The list of differential diagnoses in a cat with nonhealing, nodular cutaneous lesions is extensive (Table 1). However, when a cat with chronic, fistulous, draining, ulcerative or nodular dermatitis also has panniculitis, reduce the
primary differential diagnoses to sterile nodular panniculitis, paraneoplastic panniculitis (usually secondary to exocrine
pancreatic neoplasia), vitamin E deficiency, postinjection panniculitis, foreign body panniculitis, and the infectious panniculitides.
Bacterial pseudomycetomas (often caused by Staphylococcus, Proteus, or Pseudomonas species), actinomycosis, nocardiosis, and various tuberculous and atypical mycobacterial organisms are infectious causes of
nodular panniculitis in cats. Depending on the stage of the disease at the time of presentation, nodular panniculitis can
also resemble, and subsequently be misdiagnosed as, deep pyoderma, furunculosis, or cutaneous neoplasia.
Table 1 Differential Diagnoses in Cats with Cutaneous and Subcutaneous Nonhealing Lesions
Diagnostic features and recommendations
The clinicopathologic features of AMP in cats largely reflect a chronic inflammatory disease. The most commonly reported complete
blood count abnormalities include mild to moderate normocytic, normochromic nonregenerative anemia and an inflammatory leukogram.1,2 Hyperglobulinemia (characterized by a polyclonal elevation in the globulin fractions on electrophoresis) is the most frequently
noted serum chemistry profile abnormality, resulting from chronic antigenic stimulation.1 Hypoalbuminemia may also be noted in some cats, which most likely occurs secondary to the chronic exudative skin lesions.
Occasionally, hypercalcemia is also a biochemical feature of feline AMP.10 The hypercalcemia in patients with granulomatous diseases, such as AMP, results from excessive synthesis and secretion of
calcitriol by macrophages infiltrating the inflammatory lesions; the macrophages function independently of normal calcium
homeostatic regulatory mechanisms.11
Cats with nodular, fistulous, draining cutaneous and subcutaneous lesions present a diagnostic challenge to practitioners.
Biopsy without ancillary diagnostic procedures may not identify the cause, as all of the diseases that cause nodular panniculitis
have nearly identical histopathologic features. Practitioners should suspect AMP when examining cats with chronic, nodular,
nonhealing wounds that do not respond to antimicrobial agents that are usually efficacious. However, definitively diagnosing
AMP relies on demonstrating mycobacteria through culture or visual identification of mycobacterial agents in cytologic or
In cases of suspected AMP, definitive diagnosis is greatly expedited by collecting multiple tissue fine-needle aspirates from
nodular lesions and performing deep surgical tissue biopsy, which usually requires general anesthesia.
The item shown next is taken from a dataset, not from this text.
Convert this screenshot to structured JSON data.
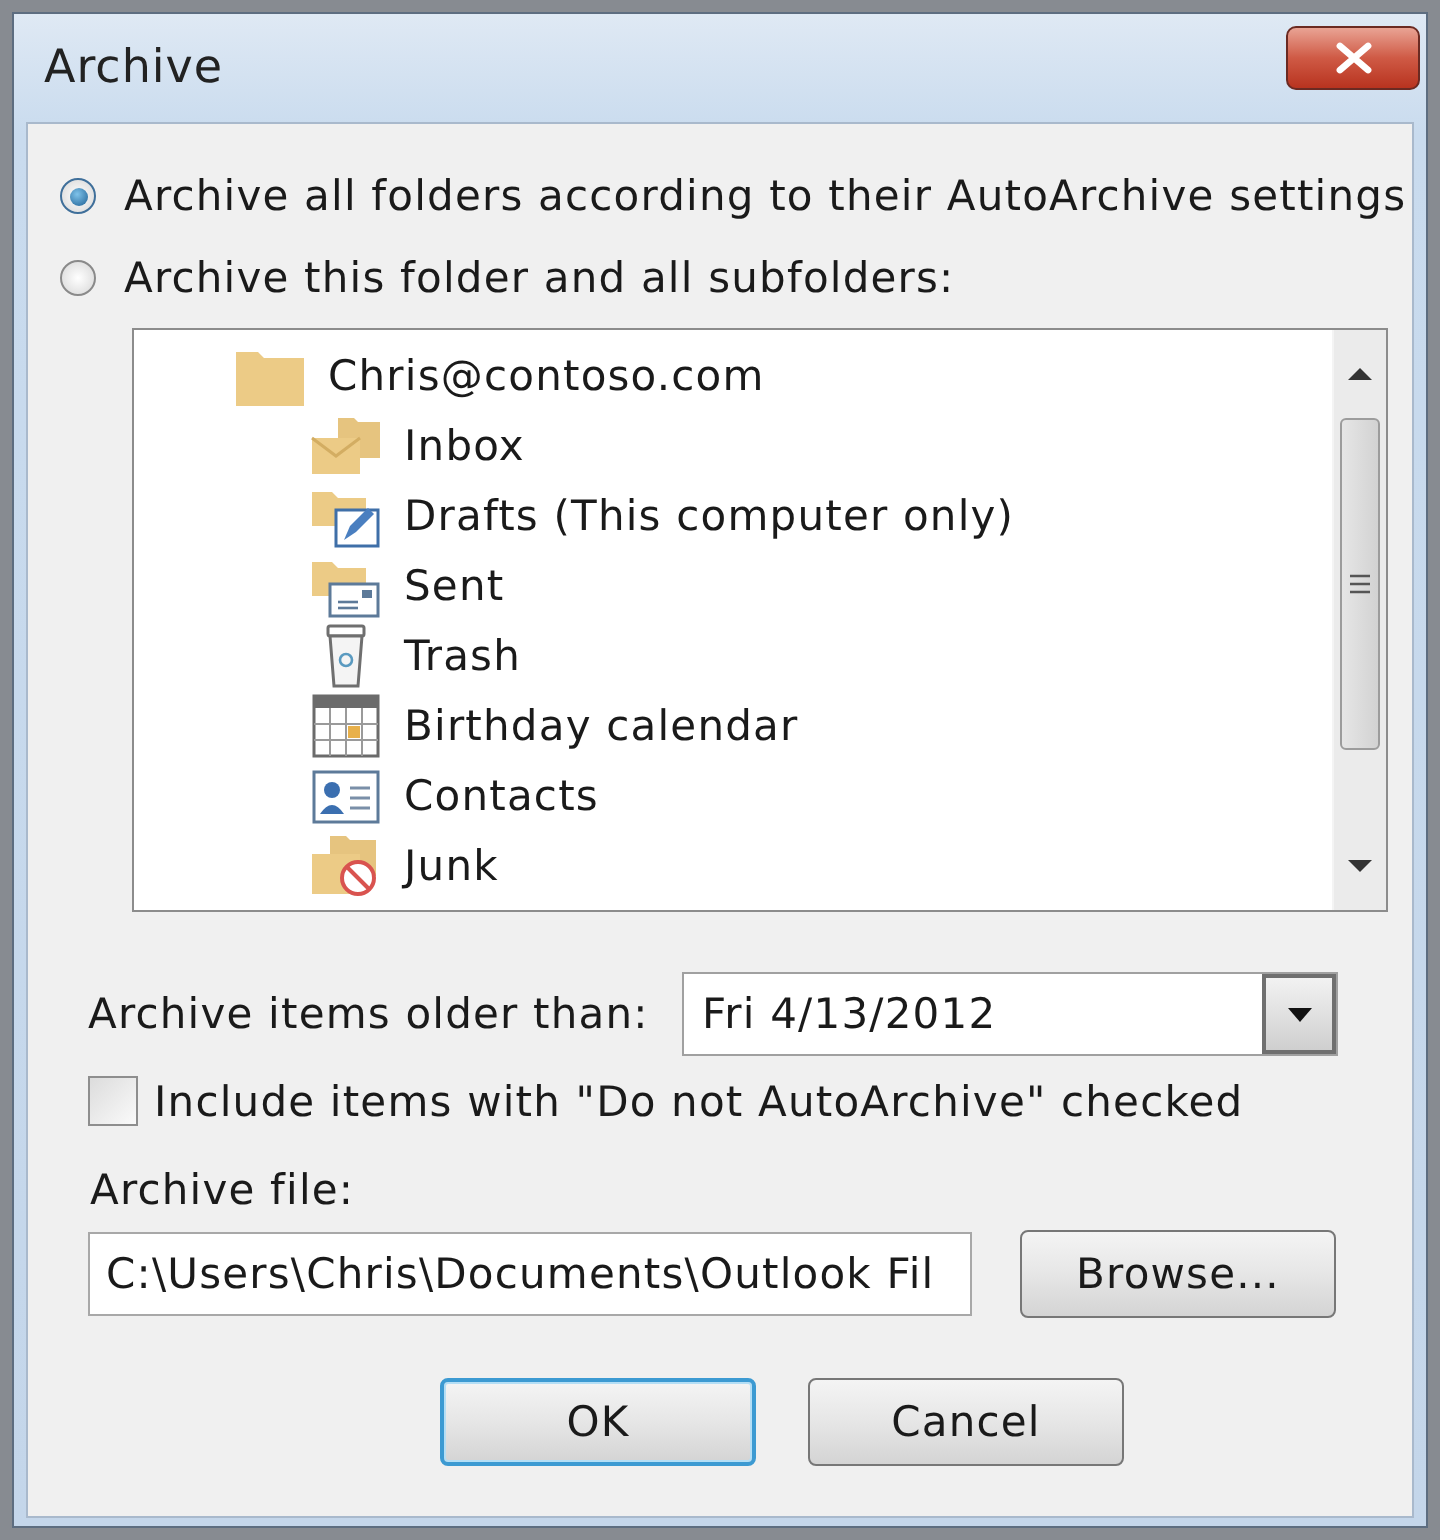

All types of samples
collected from deep lesions, including purulent exudates and tissues, can and should be used for morphologic and microbiologic
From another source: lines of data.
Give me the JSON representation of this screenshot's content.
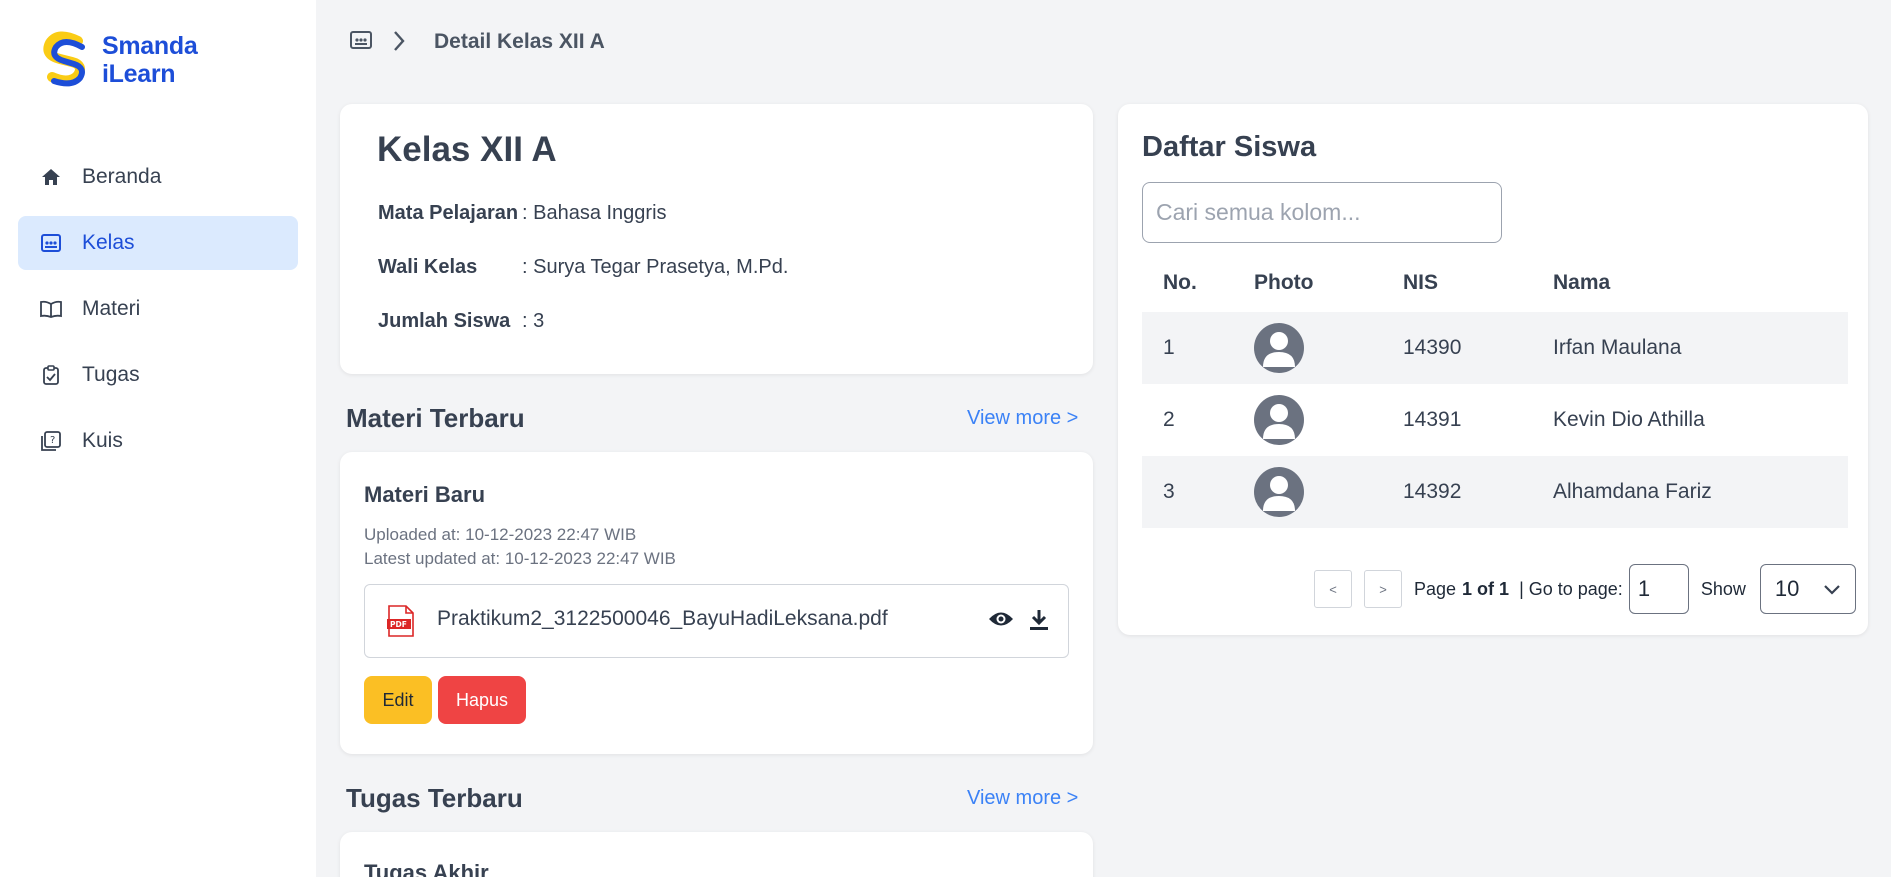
{
  "sidebar": {
    "logo_line1": "Smanda",
    "logo_line2": "iLearn",
    "items": [
      {
        "label": "Beranda",
        "icon": "home-icon"
      },
      {
        "label": "Kelas",
        "icon": "class-icon",
        "active": true
      },
      {
        "label": "Materi",
        "icon": "book-icon"
      },
      {
        "label": "Tugas",
        "icon": "clipboard-check-icon"
      },
      {
        "label": "Kuis",
        "icon": "quiz-icon"
      }
    ]
  },
  "breadcrumb": {
    "current": "Detail Kelas XII A"
  },
  "class_info": {
    "title": "Kelas XII A",
    "rows": [
      {
        "key": "Mata Pelajaran",
        "value": ": Bahasa Inggris"
      },
      {
        "key": "Wali Kelas",
        "value": ": Surya Tegar Prasetya, M.Pd."
      },
      {
        "key": "Jumlah Siswa",
        "value": ": 3"
      }
    ]
  },
  "materi": {
    "section_title": "Materi Terbaru",
    "view_more": "View more >",
    "item_title": "Materi Baru",
    "uploaded": "Uploaded at: 10-12-2023 22:47 WIB",
    "updated": "Latest updated at: 10-12-2023 22:47 WIB",
    "file_name": "Praktikum2_3122500046_BayuHadiLeksana.pdf",
    "edit_label": "Edit",
    "delete_label": "Hapus"
  },
  "tugas": {
    "section_title": "Tugas Terbaru",
    "view_more": "View more >",
    "item_title": "Tugas Akhir"
  },
  "siswa": {
    "title": "Daftar Siswa",
    "search_placeholder": "Cari semua kolom...",
    "columns": [
      "No.",
      "Photo",
      "NIS",
      "Nama"
    ],
    "rows": [
      {
        "no": "1",
        "nis": "14390",
        "nama": "Irfan Maulana"
      },
      {
        "no": "2",
        "nis": "14391",
        "nama": "Kevin Dio Athilla"
      },
      {
        "no": "3",
        "nis": "14392",
        "nama": "Alhamdana Fariz"
      }
    ],
    "pager": {
      "prev": "<",
      "next": ">",
      "page_prefix": "Page",
      "page_value": "1 of 1",
      "goto_label": "| Go to page:",
      "goto_value": "1",
      "show_label": "Show",
      "show_value": "10"
    }
  },
  "colors": {
    "accent": "#1d4ed8",
    "active_bg": "#dbeafe",
    "edit": "#fbbf24",
    "delete": "#ef4444",
    "link": "#3b82f6"
  }
}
evaluation. Cytologic evaluation of acid-fast-stained (modified Fite's method or Ziehl-Neelsen stain) smears from affected
animals can detect the organisms in up to 50% of cats with AMP (Figure 4).1 Cytologic samples from cats with other forms of mycobacterial dermatoses, including feline leprosy and tuberculous infections,
characteristically contain acid-fast bacilli in sufficient numbers to be easily identified; however, bacterial culture to
identify the species is necessary for accurate diagnosis.1
4. Cytologic preparation of a tissue aspirate from an inguinal nodular lesion in a cat with AMP. Note the numerous free and
intracellular mycobacteria, which appear as red-staining (acid-fast) bacilli (modified Fite's method; bar = 25 µm).